Entries taken from a collection:
·····

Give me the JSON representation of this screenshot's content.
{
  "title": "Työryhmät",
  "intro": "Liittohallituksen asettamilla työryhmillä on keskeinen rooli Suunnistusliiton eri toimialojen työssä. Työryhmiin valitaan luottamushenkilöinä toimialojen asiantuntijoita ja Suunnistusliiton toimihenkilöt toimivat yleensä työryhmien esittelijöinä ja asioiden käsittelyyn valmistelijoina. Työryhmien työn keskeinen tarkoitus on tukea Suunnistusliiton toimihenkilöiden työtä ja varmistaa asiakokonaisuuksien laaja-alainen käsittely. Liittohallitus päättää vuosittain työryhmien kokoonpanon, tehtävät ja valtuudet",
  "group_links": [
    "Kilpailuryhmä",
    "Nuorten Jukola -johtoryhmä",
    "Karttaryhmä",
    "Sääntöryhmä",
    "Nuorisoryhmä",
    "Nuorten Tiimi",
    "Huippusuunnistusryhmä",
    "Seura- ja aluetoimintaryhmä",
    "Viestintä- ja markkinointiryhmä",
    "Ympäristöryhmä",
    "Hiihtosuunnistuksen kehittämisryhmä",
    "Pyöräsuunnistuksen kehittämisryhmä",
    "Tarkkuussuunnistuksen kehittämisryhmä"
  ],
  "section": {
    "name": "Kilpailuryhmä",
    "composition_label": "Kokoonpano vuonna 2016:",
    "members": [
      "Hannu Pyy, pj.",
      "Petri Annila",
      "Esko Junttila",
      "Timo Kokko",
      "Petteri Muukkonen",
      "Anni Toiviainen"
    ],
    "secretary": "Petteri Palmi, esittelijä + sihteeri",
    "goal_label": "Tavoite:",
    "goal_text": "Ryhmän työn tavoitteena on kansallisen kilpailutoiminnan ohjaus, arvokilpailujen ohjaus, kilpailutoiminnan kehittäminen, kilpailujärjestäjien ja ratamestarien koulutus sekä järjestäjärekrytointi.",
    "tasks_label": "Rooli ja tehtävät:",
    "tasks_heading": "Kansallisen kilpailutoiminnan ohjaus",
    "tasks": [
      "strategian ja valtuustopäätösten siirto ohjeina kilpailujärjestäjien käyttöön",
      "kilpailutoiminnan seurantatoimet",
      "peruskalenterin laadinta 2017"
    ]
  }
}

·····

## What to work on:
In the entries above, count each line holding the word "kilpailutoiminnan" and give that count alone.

## Task result:
3